From the records below, give the number of lines that contain the string "Speed", without any other text.
--- STORED DATA ---
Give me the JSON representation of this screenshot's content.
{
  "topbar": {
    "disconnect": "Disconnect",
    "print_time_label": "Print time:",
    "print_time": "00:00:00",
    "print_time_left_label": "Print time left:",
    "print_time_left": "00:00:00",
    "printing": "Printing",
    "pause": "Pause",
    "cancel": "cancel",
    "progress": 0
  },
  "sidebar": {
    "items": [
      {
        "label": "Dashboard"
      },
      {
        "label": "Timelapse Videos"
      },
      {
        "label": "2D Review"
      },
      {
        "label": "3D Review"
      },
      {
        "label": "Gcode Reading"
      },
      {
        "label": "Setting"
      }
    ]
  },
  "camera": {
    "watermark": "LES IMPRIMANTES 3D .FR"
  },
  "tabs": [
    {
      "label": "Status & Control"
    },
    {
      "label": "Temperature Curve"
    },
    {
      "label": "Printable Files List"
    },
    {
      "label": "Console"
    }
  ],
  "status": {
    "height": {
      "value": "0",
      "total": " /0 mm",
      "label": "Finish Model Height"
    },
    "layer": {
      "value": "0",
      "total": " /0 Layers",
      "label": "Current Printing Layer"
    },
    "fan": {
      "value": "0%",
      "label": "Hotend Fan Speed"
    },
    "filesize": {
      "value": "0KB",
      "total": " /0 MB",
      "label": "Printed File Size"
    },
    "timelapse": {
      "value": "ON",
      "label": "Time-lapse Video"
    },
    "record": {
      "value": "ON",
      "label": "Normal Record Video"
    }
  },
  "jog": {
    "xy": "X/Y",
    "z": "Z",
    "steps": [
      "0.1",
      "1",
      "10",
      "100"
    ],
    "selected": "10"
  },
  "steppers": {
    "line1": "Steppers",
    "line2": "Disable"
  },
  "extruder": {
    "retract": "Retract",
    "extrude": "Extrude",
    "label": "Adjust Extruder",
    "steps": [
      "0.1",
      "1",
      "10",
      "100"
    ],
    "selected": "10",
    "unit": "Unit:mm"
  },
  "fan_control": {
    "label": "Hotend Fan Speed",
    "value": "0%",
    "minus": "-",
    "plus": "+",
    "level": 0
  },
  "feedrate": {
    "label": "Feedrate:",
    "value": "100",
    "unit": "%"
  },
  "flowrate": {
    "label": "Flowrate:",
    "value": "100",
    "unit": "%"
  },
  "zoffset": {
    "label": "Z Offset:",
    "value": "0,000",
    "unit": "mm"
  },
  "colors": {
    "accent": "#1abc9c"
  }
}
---
> **YOUR SOLUTION**
2